The Maryland Medical Protocols for Emergency Medical Service Providers (2009) Maryland Institute for Emergency Medical Services Systems.

Thirsk R, Kuipers A, Chiaki M and Williams D (2009) The space‐flight environment: The International Space Station and beyond. Canadian Medical Association Journal 180: 1216–1220.

Wezenberg E, Verkes RJ, Ruigt GS, Hulstijn W and Sabbe BG (2007) Acute effects of the ampakine farampator on memory and information processing in healthy elderly volunteers. Neuropsychopharmacology 32: 1272–1283.

Wimsatt WC (1976) Reductionism, levels of organization, and the mind‐body problem. In: Globus G, Savodnik I and Maxwell G (eds) Consciousness and the Brain, pp. 199–267. New York: Plenum Press.

Wimsatt WC (2007) Re‐engineering Philosophy for Limited Beings. Cambridge, MA: Harvard University Press.

Further Reading

Churchland PS (2011) Braintrust: What Neuroscience Tells Us About Morality.
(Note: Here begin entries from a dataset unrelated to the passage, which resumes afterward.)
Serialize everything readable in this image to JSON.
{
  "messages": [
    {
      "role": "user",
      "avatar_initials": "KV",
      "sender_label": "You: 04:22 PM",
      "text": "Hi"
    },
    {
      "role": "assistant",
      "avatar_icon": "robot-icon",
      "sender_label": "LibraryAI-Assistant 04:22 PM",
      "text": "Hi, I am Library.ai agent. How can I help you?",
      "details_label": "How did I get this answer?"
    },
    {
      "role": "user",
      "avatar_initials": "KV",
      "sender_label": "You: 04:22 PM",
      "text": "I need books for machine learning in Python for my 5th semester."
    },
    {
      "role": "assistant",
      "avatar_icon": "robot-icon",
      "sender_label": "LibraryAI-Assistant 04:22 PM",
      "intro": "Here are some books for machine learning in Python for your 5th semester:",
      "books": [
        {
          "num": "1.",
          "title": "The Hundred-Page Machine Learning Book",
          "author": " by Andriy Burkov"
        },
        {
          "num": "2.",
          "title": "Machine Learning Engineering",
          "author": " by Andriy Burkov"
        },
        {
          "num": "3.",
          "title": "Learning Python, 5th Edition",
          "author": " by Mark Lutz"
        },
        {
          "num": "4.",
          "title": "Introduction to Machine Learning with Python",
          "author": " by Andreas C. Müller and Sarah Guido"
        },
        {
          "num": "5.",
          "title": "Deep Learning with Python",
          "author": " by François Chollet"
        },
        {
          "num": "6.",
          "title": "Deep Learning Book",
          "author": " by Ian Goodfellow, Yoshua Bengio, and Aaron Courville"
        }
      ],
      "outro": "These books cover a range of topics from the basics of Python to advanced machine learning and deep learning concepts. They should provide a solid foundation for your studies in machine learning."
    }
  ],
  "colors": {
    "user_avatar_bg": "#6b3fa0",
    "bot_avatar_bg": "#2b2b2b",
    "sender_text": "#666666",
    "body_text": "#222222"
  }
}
Princeton, NJ: Princeton University Press.

Farah MJ (2005) Neuroethics: the practical and the philosophical. Trends in Cognitive Sciences 9: 34–40.

Glennon W (2006) Bioethics and the Brain. New York: Oxford University Press.

Kaplan DM and Craver CF (2011) The explanatory force of dynamical models. Philosophy of Science 78(4): 601–627.

Racine E (2010) Pragmatic Neuroethics: Improving Treatment and Understanding of the Mind Brain. Cambridge, MA: MIT Press.

Silva AJ and Bickle J (2009) The sience of research and the search for molecular mechanisms of cognitive functions. In: Bickle J (ed.) Oxford Handbook of Philosophy and Neurocince, pp 91–127. New York: Oxford University Press.

Contact Editor close
Submit a note to the editor about this article by filling in the form below.

* Required Field

How to Cite close
Bickle, John, and Hardcastle, Valerie Gray(Oct 2012) Philosophy of Neuroscience. In: eLS. John Wiley & Sons Ltd, Chichester. [doi: 10.1002/9780470015902.a0024144]